I vividly remember the early debates on the floor of the Council of the American College of Radiology (ACR) on radiology communications when I served as the general counsel to the ACR. In 1990, ACR issued its first practice parameter focusing on communication of mammography results, adopting the following statement:

All reports in the high probability category should be communicated to the referring physician or his designated representative by telephone, by certified mail, or communicated in such a manner that receipt of the report is assured and documented.

The very next year, the ACR Council adopted its first practice parameter dealing exclusively with communication in all aspects of diagnostic radiology, acknowledging that there are circumstances that "may require direct communication of unusual, unexpected, or urgent findings to the referring physician in advance of a formal written report.” 

The authors of the JACR articles describe human-powered solutions used in communication, but conclude that such an approach is resource-intensive and difficult to scale. They believe that a fully-automated solution can close the communications loop, but it must be carefully integrated into the other systems that already operate in the clinical workflow. The authors ultimately give their nod to a hybrid option that standardizes and automates the notification process without taking away the radiologists’ interactions with patients and referring clinicians. "Keeping a human in the loop while maximizing the capabilities of an automated system allows for a safety net, such that when the software exceeds its ability to close the follow-up loop, the human can take over."

The authors report the adoption of the Patient Test Result Information Act enacted in 2018 in the Commonwealth of Pennsylvania requiring direct notice to patients of “significant” abnormalities on imaging studies. The Pennsylvania law requires that patients receive findings of tests “which would cause a reasonably prudent person to seek additional or follow-up medical care within three months”. The authors note indeterminate results from the legislation to date. They observe that patients appear to have a poor understanding of the report language which could further decrease any positive impact of this law on patient outcomes.

Curiously, the authors do not discuss the information blocking provisions of the 21st Century Cures Act, which has led a growing number of imaging centers and radiology departments to terminate report embargoes and to provide patients immediate access to their written radiology reports. The information blocking rules have triggered much discussion about how radiologists can best communicate directly with patients, including studies assessing the feasibility of video radiology reports, and the use of interactive multimedia reporting of radiologists' finding using interactive web page-style formats with diagrams and embedded plain language explanations of medical terms. 

Understanding that radiologists have a medical-legal duty to properly communicate their findings, together with an awareness of the information blocking provisions of the 21st Century Cures Act, are bringing remarkable disruptive change to the reporting of radiologists' findings to both patients and their physicians.
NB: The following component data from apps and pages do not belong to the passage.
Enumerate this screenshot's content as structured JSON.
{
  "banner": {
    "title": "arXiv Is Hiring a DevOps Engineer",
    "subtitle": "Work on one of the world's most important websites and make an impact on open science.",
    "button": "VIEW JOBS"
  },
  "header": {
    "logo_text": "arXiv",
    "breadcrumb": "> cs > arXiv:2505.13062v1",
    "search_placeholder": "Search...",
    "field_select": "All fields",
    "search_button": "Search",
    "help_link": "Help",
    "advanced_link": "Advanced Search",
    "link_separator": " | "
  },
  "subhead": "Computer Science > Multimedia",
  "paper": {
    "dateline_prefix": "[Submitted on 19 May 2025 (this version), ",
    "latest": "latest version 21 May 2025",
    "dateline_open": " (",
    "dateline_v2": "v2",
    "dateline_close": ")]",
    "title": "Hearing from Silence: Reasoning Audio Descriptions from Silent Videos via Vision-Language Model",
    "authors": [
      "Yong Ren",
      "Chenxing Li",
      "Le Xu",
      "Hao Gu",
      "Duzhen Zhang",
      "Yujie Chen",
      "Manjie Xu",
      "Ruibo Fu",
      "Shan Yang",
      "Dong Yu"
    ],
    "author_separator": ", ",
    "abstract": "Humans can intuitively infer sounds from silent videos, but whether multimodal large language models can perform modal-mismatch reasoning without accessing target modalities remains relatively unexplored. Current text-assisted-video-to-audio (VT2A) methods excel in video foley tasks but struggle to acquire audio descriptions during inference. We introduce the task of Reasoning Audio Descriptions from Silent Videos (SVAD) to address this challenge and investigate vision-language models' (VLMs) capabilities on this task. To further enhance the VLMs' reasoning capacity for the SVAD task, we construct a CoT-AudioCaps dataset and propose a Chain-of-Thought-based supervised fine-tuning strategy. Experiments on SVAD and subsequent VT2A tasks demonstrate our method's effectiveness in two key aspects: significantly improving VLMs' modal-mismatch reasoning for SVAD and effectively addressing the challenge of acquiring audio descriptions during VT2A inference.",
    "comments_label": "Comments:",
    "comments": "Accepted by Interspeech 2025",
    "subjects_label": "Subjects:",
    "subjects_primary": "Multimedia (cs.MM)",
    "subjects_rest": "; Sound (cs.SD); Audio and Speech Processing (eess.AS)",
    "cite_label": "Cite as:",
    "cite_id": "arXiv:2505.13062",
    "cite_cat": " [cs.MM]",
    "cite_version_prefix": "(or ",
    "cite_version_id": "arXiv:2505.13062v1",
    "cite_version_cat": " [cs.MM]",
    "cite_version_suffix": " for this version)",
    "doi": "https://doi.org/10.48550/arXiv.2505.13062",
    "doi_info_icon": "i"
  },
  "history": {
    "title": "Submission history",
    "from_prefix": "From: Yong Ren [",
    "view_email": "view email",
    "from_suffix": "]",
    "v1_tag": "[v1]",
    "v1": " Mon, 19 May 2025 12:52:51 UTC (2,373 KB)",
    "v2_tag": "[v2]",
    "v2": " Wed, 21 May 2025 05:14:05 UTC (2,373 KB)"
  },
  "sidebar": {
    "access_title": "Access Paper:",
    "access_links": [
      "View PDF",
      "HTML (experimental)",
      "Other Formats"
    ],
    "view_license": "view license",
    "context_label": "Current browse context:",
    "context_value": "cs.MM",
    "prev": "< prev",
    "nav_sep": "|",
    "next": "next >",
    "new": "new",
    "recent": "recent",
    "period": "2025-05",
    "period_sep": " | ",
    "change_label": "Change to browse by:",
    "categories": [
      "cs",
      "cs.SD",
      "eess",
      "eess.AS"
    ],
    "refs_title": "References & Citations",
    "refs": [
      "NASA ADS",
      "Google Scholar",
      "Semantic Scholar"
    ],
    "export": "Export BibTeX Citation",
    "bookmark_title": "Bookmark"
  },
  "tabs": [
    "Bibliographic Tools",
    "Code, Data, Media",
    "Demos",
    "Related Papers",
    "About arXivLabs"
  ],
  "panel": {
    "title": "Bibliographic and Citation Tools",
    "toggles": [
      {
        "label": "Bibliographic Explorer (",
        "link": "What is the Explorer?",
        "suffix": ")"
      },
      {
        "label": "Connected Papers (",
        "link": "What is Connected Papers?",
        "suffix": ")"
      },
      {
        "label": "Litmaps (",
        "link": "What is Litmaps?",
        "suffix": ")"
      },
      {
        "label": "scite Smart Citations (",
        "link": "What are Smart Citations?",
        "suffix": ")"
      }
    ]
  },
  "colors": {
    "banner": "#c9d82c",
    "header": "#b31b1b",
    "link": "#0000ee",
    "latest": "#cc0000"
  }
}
Failure to communicate is one of the top five factors related to malpractice against radiologists. A perceived “failure” may occur as a result of routine (via the written report) or nonroutine (additional means to deliver results) methods.


health care & life sciences, diagnostic radiology